#### [Record extracts]
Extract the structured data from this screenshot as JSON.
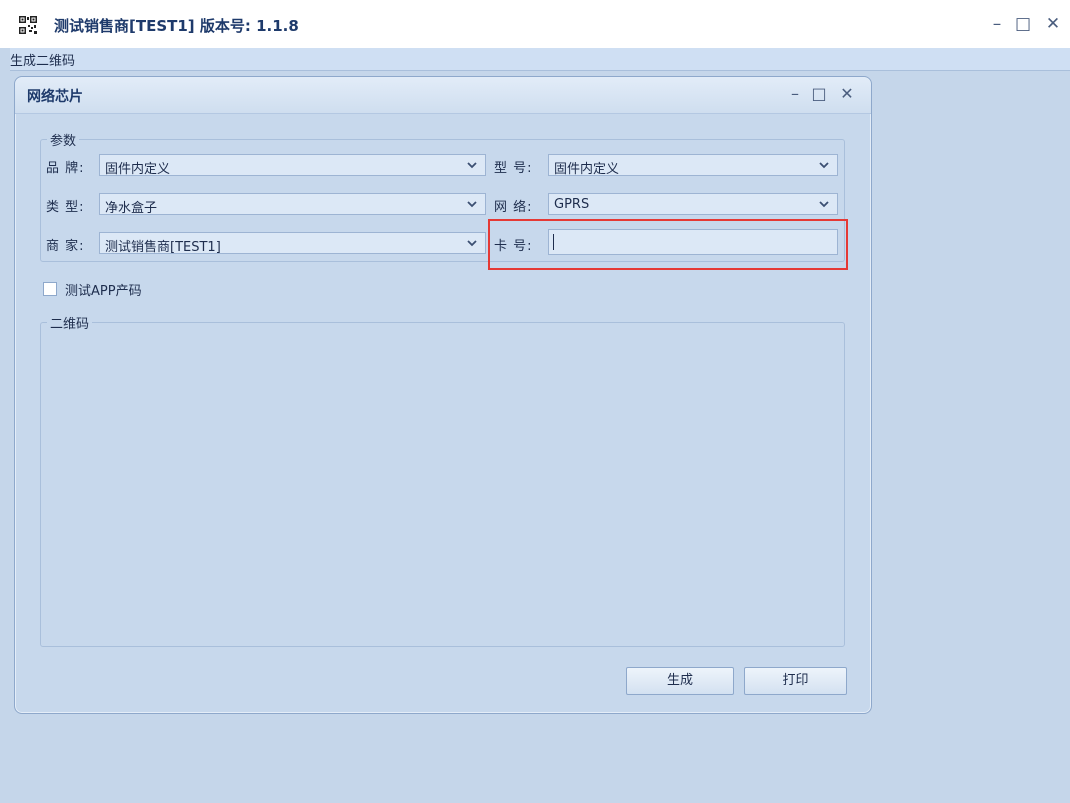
{
  "window": {
    "title": "测试销售商[TEST1] 版本号: 1.1.8",
    "minimize": "–",
    "maximize": "□",
    "close": "✕"
  },
  "menu": {
    "items": [
      {
        "label": "生成二维码"
      }
    ]
  },
  "child_window": {
    "title": "网络芯片",
    "minimize": "–",
    "maximize": "□",
    "close": "✕"
  },
  "params": {
    "group_label": "参数",
    "brand": {
      "label": "品 牌:",
      "value": "固件内定义"
    },
    "model": {
      "label": "型 号:",
      "value": "固件内定义"
    },
    "type": {
      "label": "类 型:",
      "value": "净水盒子"
    },
    "network": {
      "label": "网 络:",
      "value": "GPRS"
    },
    "merchant": {
      "label": "商 家:",
      "value": "测试销售商[TEST1]"
    },
    "card": {
      "label": "卡 号:",
      "value": ""
    }
  },
  "test_app_checkbox": {
    "label": "测试APP产码",
    "checked": false
  },
  "qr_group": {
    "label": "二维码"
  },
  "buttons": {
    "generate": "生成",
    "print": "打印"
  },
  "colors": {
    "highlight": "#e53935",
    "background": "#c5d6ea"
  }
}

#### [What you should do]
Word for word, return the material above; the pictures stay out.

#### [Task solution]
Extract the structured data from this screenshot as JSON.
{
  "window": {
    "title": "测试销售商[TEST1] 版本号: 1.1.8",
    "minimize": "–",
    "maximize": "□",
    "close": "✕"
  },
  "menu": {
    "items": [
      {
        "label": "生成二维码"
      }
    ]
  },
  "child_window": {
    "title": "网络芯片",
    "minimize": "–",
    "maximize": "□",
    "close": "✕"
  },
  "params": {
    "group_label": "参数",
    "brand": {
      "label": "品 牌:",
      "value": "固件内定义"
    },
    "model": {
      "label": "型 号:",
      "value": "固件内定义"
    },
    "type": {
      "label": "类 型:",
      "value": "净水盒子"
    },
    "network": {
      "label": "网 络:",
      "value": "GPRS"
    },
    "merchant": {
      "label": "商 家:",
      "value": "测试销售商[TEST1]"
    },
    "card": {
      "label": "卡 号:",
      "value": ""
    }
  },
  "test_app_checkbox": {
    "label": "测试APP产码",
    "checked": false
  },
  "qr_group": {
    "label": "二维码"
  },
  "buttons": {
    "generate": "生成",
    "print": "打印"
  },
  "colors": {
    "highlight": "#e53935",
    "background": "#c5d6ea"
  }
}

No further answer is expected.